* The task *
Find the lines of the material below that include the string "icon", then copy each one.

======== Provided information ========

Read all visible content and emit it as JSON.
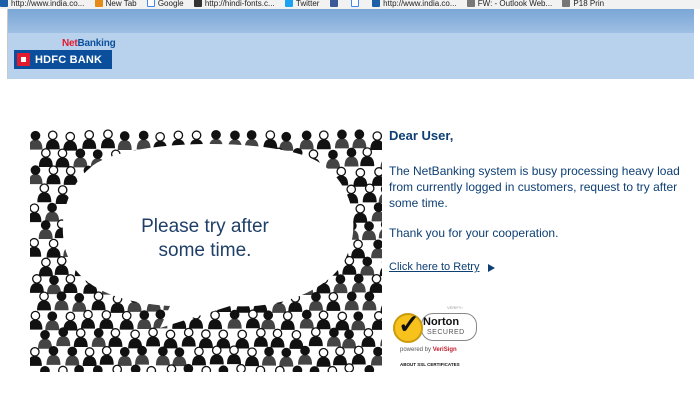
{
  "bookmarks": [
    {
      "label": "http://www.india.co...",
      "icon": "linkedin-icon"
    },
    {
      "label": "New Tab",
      "icon": "new-tab-icon"
    },
    {
      "label": "Google",
      "icon": "google-icon"
    },
    {
      "label": "http://hindi-fonts.c...",
      "icon": "hindi-fonts-icon"
    },
    {
      "label": "Twitter",
      "icon": "twitter-icon"
    },
    {
      "label": "",
      "icon": "facebook-icon"
    },
    {
      "label": "",
      "icon": "google-icon"
    },
    {
      "label": "http://www.india.co...",
      "icon": "linkedin-icon"
    },
    {
      "label": "FW: - Outlook Web...",
      "icon": "outlook-icon"
    },
    {
      "label": "P18 Prin",
      "icon": "globe-icon"
    }
  ],
  "header": {
    "brand_net": "Net",
    "brand_banking": "Banking",
    "brand_name": "HDFC BANK"
  },
  "image": {
    "message": "Please try after some time."
  },
  "message": {
    "greeting": "Dear User,",
    "body": "The NetBanking system is busy processing heavy load from currently logged in customers, request to try after some time.",
    "thanks": "Thank you for your cooperation.",
    "retry_link": "Click here to Retry"
  },
  "norton": {
    "verify": "VERIFY›",
    "name": "Norton",
    "secured": "SECURED",
    "powered_by": "powered by",
    "verisign": "VeriSign",
    "about": "ABOUT SSL CERTIFICATES"
  },
  "colors": {
    "text_blue": "#0e3f73",
    "header_blue": "#b8d1ed",
    "hdfc_blue": "#0b4f9c",
    "hdfc_red": "#e21b2f"
  }
}
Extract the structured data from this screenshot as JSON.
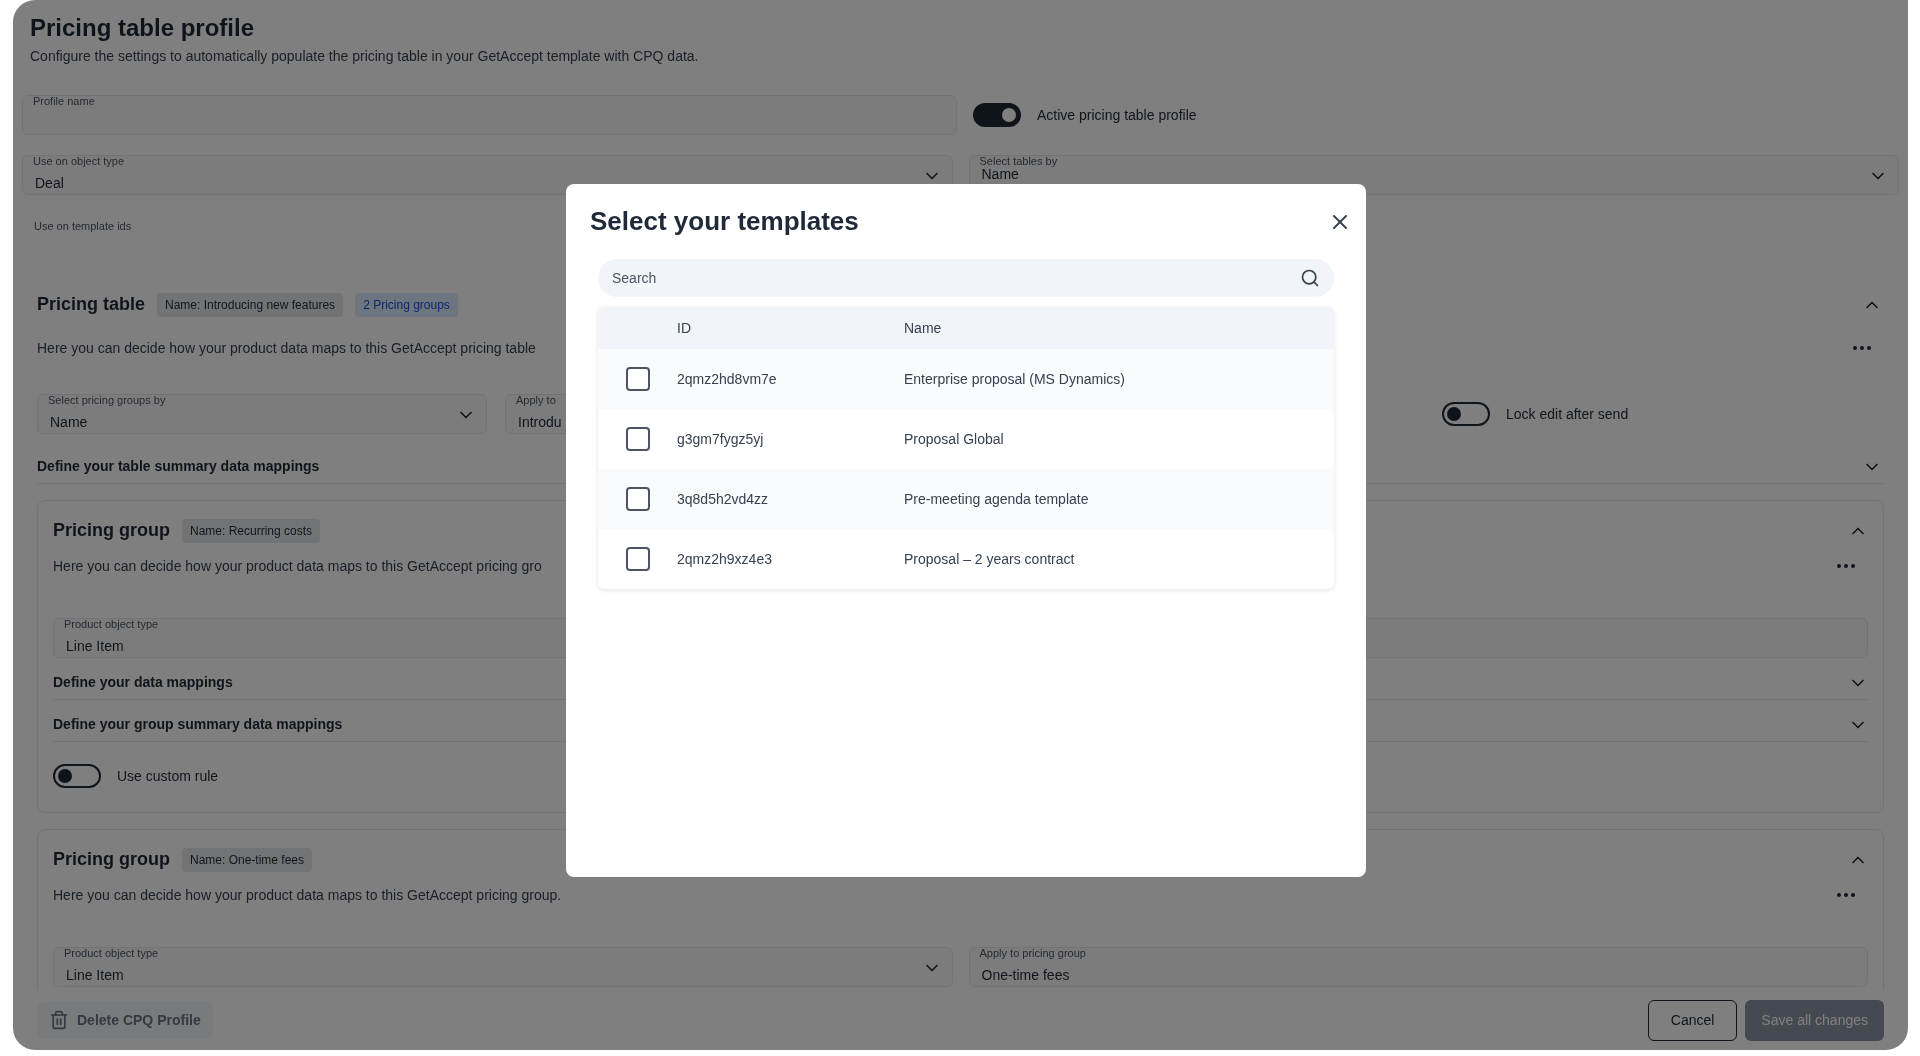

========

* Your solution *
      "icon": "linkedin-icon"
      "icon": "new-tab-icon"
      "icon": "google-icon"
      "icon": "hindi-fonts-icon"
      "icon": "twitter-icon"
      "icon": "facebook-icon"
      "icon": "google-icon"
      "icon": "linkedin-icon"
      "icon": "outlook-icon"
      "icon": "globe-icon"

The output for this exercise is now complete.